Nine years ago I launched this blog. And each year, for the past nine years, I’ve been celebrating, congratulating myself, offering folks all sorts of discounts, free downloads, and the likes.
I think I wrote and published well over a million words by now. Probably even more. Who knows? Who cares?
After all, the blank page that I have to fill right now with words doesn’t care about my previous articles, short stories, or novels. All it cares is that I transform its emptiness into something worth someone’s time.
This is what being creative means: to turn the white page, the blank canvas, the empty document into something by sheer power of will, which is, at times at least, quite a painful process.
And don’t believe anyone who tells you that being creative can be effortless. They are trying to sell you something, whether it’s an e-book or e-course.
After nine years as a full-time blogger, and sixteen as a writer, I can tell you that there’s no shortcut for hard work.

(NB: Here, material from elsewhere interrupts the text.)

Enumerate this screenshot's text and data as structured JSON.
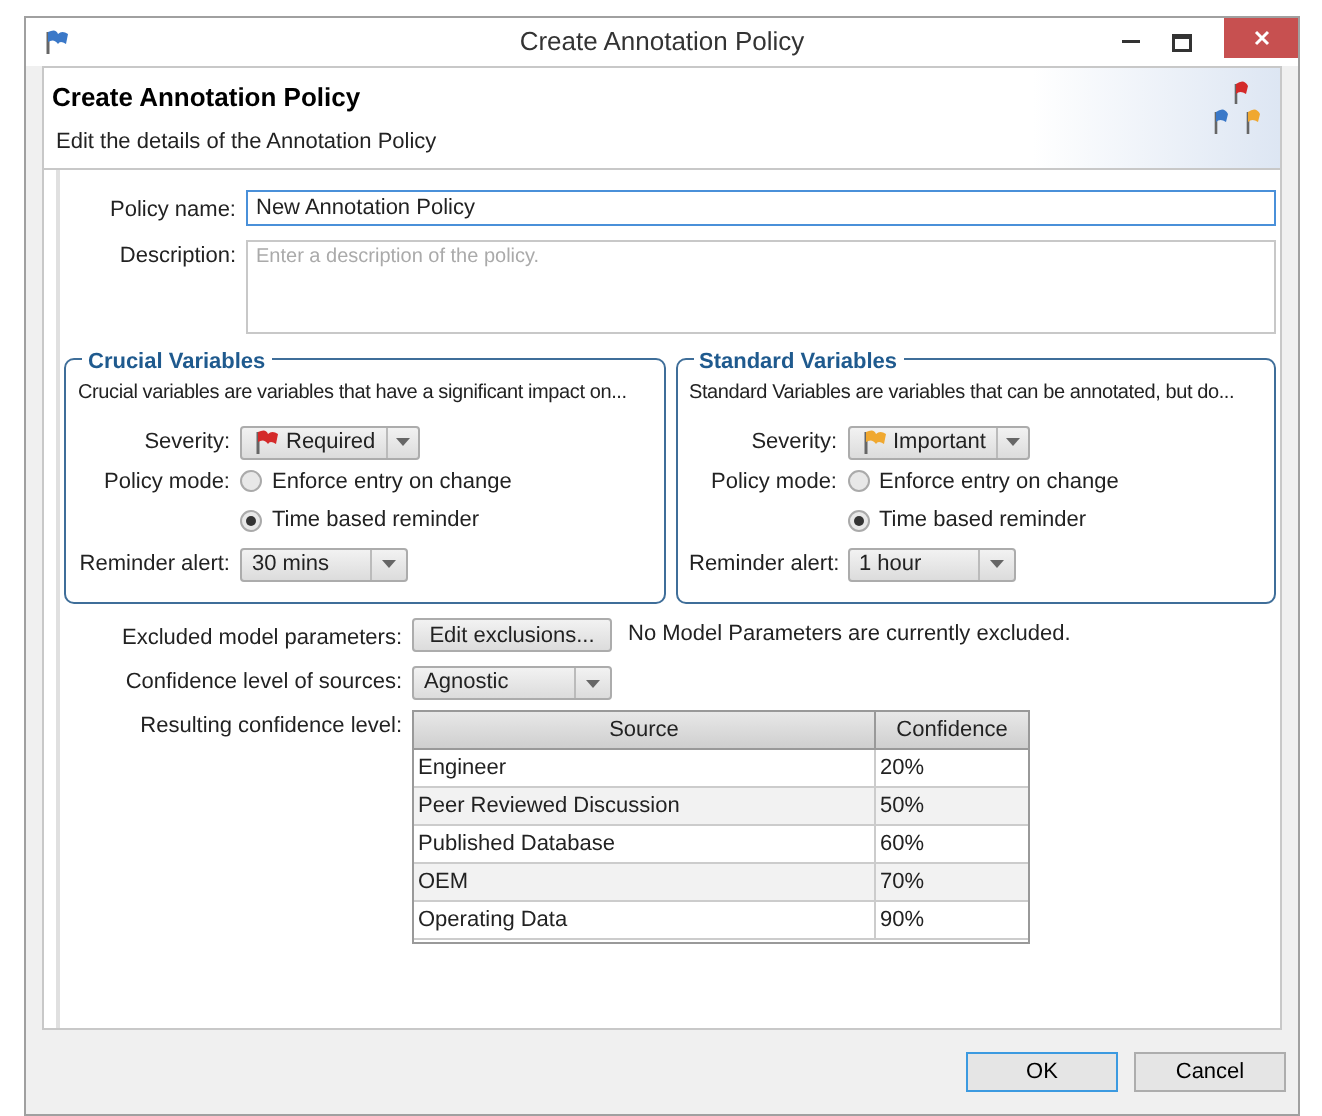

That’s why today I’m sharing with you nine tips that… well… I’m not even going to pretend these tips are going to make the process effortless, but they are going to give you a bit of clarity, which I found to be extremely useful, especially when you’d much rather bang your head against your keyboard than struggle to string words together in a coherent manner.
In case you’ve missed it, this year I’m designing, building, and launching a new project every month, using mostly no-code or low-code tools and platforms.
In January, I’ve launched blogsy, a hybrid built in WordPress and Adalo. It’s still a work in progress, as I doing a complete overhaul of the platform that allows you to submit blogs and articles.
As a sidenote, that’s what I’ve decided along the way, that I’d allow myself to blend and refine , going back and forth and changing a lot of things.
For instance, what I launched as The Art of Marketing in February has become The Toolbox, a curated list of hundreds of resources for bloggers, marketers, and content creators, while The Art of Marketing became its own blog.
This month’s project became irevuo, a platform dedicated to helping modern polymaths connect seemingly unrelated dots and apply knowledge acquired from various disciplines in their own lives or creative endeavors.
Both The Art of Marketing and irevuo are built on Ghost, and I believe this requires a bit of an explanation, because I’ve been building and launching blogs on WordPress since 2012.
When I was a kid, I thought I was destined for great things. I was born on Christmas Day, exactly one year after they shot Ceausescu, the only ruler of a Communist country to ever be executed. Now, in the same spot, they’re building a shopping mall.
Maybe because I was born when I was born, I don’t really listen to what other people tell me I should do. I never did.
I don’t like authority. I don’t like to follow rules.
I am not afraid of the consequences of not doing what I am told. I am not where I’d like to be in life because I don’t like most people. I have long suspected they don’t like me back.
I am a rebel without a cause, garnering a bit of applause here and there from those who read my stories.
“Courage is not the absence of fear but rather the judgment that something else is more important than fear.” — Ambrose Redmon
I began writing in my most vulnerable years. I was dumb and arrogant, as most teenagers seem to be, and I did my best to pour greatness into every sentence I wrote.
But I was also lying to myself, writing about what I didn’t know, pretending to know, and I got caught and people could see that I wasn’t willing to let them in — I was building this wall to protect my true self from anyone who would be searching for it behind my words. There was nothing that belonged to me in the stories I wrote.
There’s this poem by a Romanian poet, Mihai Eminescu. It’s called To My Critics, and the last verses go like this:
It is easy to write verses Out of nothing but the word.
“Dream the impossible dream and the world will not grind you under, it will lift you up. This is the trick. This is what all these teachers and philosophers who really counted, who really touched the alchemical gold, this is what they understood.” — Terrence McKenna
You are probably familiar with the saying, “Jack of all trades, master of none.”
We use it to justify the idea that one must focus on one thing, reach mastery, as this is the only way towards success and fulfillment.
As most simple truths in life, we use it because we don’t want to use precious mental energy in trying to understand the nuanced truths of success and mastery.
The nuanced point is that even the notorious specialists, such as Salvador Dali or Pablo Picasso, were masters of a multitude of skills and crafts, not the least of which is their charisma and their ability to market themselves.